Some who differed on single-payer views agreed about expanding the role of that board.

“The one silver lining in this cloud has been the Green Mountain Care Board,” said Sen. Joe Benning, the Senate Republican leader whose Caledonia district includes several Bradford-area towns. Benning said the board had “bent the cost curve to some extent.”

Sterling, a single-payer advocate, expressed a similar outlook. “The Green Mountain Care Board is on a very good path to controlling costs,” he said.

But Pollina said health care reform measures that focus on cost containment and primary care services “don’t get to the root of the problem, which is the need for universal coverage that is paid for based on the ability to pay.”

Shumlin’s decision to scrap the plan caused plenty of political ripples.

Rep. Don Turner, the Republican House Minority leader, issued a press release that denounced Shumlin’s health care reform efforts as “an egregious waste of taxpayer dollars” that had caused an “exodus of specialize doctors, business and lost economic development opportunities.” Turner said that he and Benning would ask authorities to audit Shumlin’s spending of federal dollars, and accused him of squandering “well over $100 million.”

Benning said that he had not seen the release and could not comment on that figure.

Benning said that he thought Shumlin had been playing politics with single-payer, which was “a tool that he has used for protection over three electoral cycles.”

His leadership on that issue “held together a coalition of people who wished to see this happen with some who were skeptical and willing to give it a try,” Benning added.

But Pollina, a supporter of single-payer, said that while Shumlin may have lacked the capacity to come up with “creative” solutions — such as taxing wealth and income — to finance health care, his intentions were sound: “I think the governor would have really preferred that he could find a way to make it work.”

Scott Milne is a Pomfret Republican who, as his party’s nominee for governor, denounced single-payer as “Peter Shumlin’s radical experiment with health care” and argued that there was “no plausible way that single-payer is going to come to be in 2017 in Vermont.”

In the November election, Milne trailed Shumlin by more than 2,000 votes but won enough support to deny the incumbent a majority. Under Vermont law, that handed the gubernatorial decision over to the Legislature, which will vote in early January.

Milne returned to candidate mode Wednesday to “congratulate (Shumlin) for coming clean before the election.” Shumlin’s announcement left Milne “a little more optimistic” about his chances in the Legislature’s vote, he said.

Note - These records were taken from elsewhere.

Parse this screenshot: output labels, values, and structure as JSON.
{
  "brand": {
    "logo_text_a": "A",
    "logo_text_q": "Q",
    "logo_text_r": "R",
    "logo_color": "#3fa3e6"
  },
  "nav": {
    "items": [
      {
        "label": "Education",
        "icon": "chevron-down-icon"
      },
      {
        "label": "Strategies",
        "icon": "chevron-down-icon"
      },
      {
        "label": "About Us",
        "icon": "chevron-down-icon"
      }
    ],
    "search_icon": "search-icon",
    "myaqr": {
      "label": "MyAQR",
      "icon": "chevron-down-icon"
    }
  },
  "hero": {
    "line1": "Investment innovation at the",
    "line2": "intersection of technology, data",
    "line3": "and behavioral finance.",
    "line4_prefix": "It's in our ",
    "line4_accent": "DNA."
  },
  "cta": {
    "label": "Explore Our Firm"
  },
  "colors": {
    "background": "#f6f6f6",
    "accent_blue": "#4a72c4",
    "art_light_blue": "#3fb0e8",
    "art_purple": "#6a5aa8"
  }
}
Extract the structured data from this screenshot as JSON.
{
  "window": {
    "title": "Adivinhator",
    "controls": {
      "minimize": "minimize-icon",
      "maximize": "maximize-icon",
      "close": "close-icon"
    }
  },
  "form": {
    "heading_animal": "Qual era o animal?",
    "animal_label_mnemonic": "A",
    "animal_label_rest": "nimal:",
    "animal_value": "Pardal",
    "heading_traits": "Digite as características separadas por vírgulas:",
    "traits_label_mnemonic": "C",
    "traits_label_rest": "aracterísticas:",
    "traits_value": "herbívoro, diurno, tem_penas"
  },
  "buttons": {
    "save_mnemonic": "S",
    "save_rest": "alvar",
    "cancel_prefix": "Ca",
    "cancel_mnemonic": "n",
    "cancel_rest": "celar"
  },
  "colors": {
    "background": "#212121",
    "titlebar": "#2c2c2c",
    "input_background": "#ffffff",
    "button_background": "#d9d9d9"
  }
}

Benning said that he doubted Wednesday’s announcement would persuade enough legislators to change their votes and affect the result.

Milne said he was not “seeking” votes, but rather “asking legislators to do what the Constitution requires: vote for who they think will be the best governor for Vermont for the next two years.”

Meanwhile, single-payer advocates must reconsider their plans. Pollina said that supporters would not give up the battle for health care reform, but acknowledged that Wednesday’s announcement had left them “discombobulated.”

“There’s a lot of digesting that has to go on,” he said.

Rick Jurgens can be reached at rjurgens@vnews.com or 603-727-3229.


Joe Benning is the Senate Republican leader. His leadership post was unclear in an earlier version of this story.